We are, of course, referring to Seneca Crane's beard.
Close-cropped and geometric, the beard sported by Seneca Crane (played by Wes Bentley) is the hot topic on everyone's radar. And today, Hollywood Crush has an EXCLUSIVE interview with the most sought-after new personality in showbiz...
No, not Wes Bentley. The beard.
Please join us in welcoming Bearderson McBeard.
Hollywood Crush: Thanks for joining us, Mr. McBeard.
B McB: Please, my father is Mr. Beard. Call me Beardie.
Okay then, Beardie it is. So tell us, Beardie, what sort of roles have you played before now? And how did you land such a pivotal part in one of the most hotly anticipated films of 2012?
I've done a few small films before, mostly playing evil beards—I get called to audition pretty much any time they're casting a beard for, say, the Devil.
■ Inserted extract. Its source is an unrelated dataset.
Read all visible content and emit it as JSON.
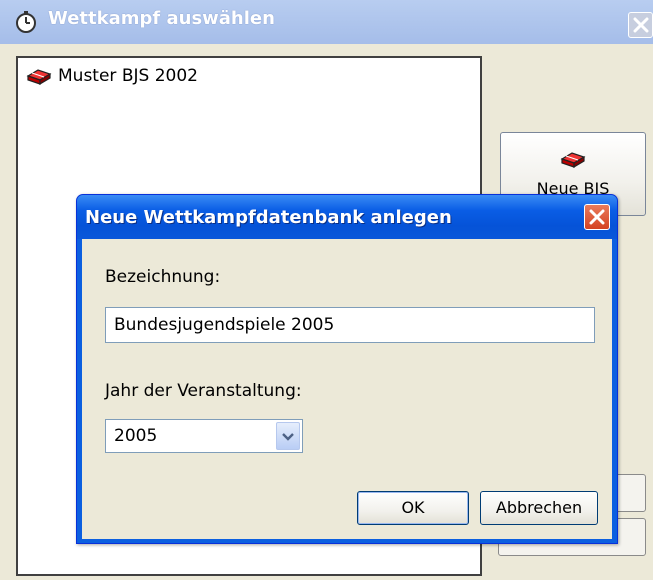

But I'll tell you, when it came to "The Hunger Games," I didn't think I had a chance. They had an open call for unusual facial hair, and I was in the audition room between a Salvador Dali mustache, a Fu Manchu goatee and this just, like, epic neckbeard. It was really intimidating. But after I read for the part, it was like the whole vibe in the room changed. I had this amazing feeling that I was exactly where I was supposed to be.
So when you say that you read for the part...
Oh, right. I mean, I didn't actually have to read, you know. I'm a beard. I just attached myself to Wes Bentley's face while he read the part and tried to hold it together.
Speaking of Wes Bentley, what's it been like to work with him?
I've always admired Wes as an actor, so of course I was thrilled to learn I'd be working alongside him. And Wes, I mean, he's done a lot of movies, but he's never actually worked with facial hair before, so it was a new thing for both of us. I admit, it was a little awkward at first—I mean, it's the first day of filming, I've just met the guy, and I have to just plaster myself all over his face—but we got comfortable pretty fast. By the time we were done shooting, he was touching and twirling me so easily that it was like I was actually his beard.
What are your worst fears?
I'm not afraid of much, but I do have a recurring nightmare involving the Schick Quattro.
What advice do you have for any other beards who are hoping to make it in showbiz?
Just keep dreaming, man. And don't be afraid to be yourself! I mean, look at me: I'm a weirdly-shaped, pointy, chin-to-sideburn freakfest, and now I'm on the big screen in a blockbuster flick. If I can make it, anyone can!
And now that you've gotten your big break, what are you hoping to do next?
Let's just say that I can totally see myself on the face of a James Bond villain.
Do you have any other questions for Seneca Crane's beard? Leave them in the comments and on Twitter!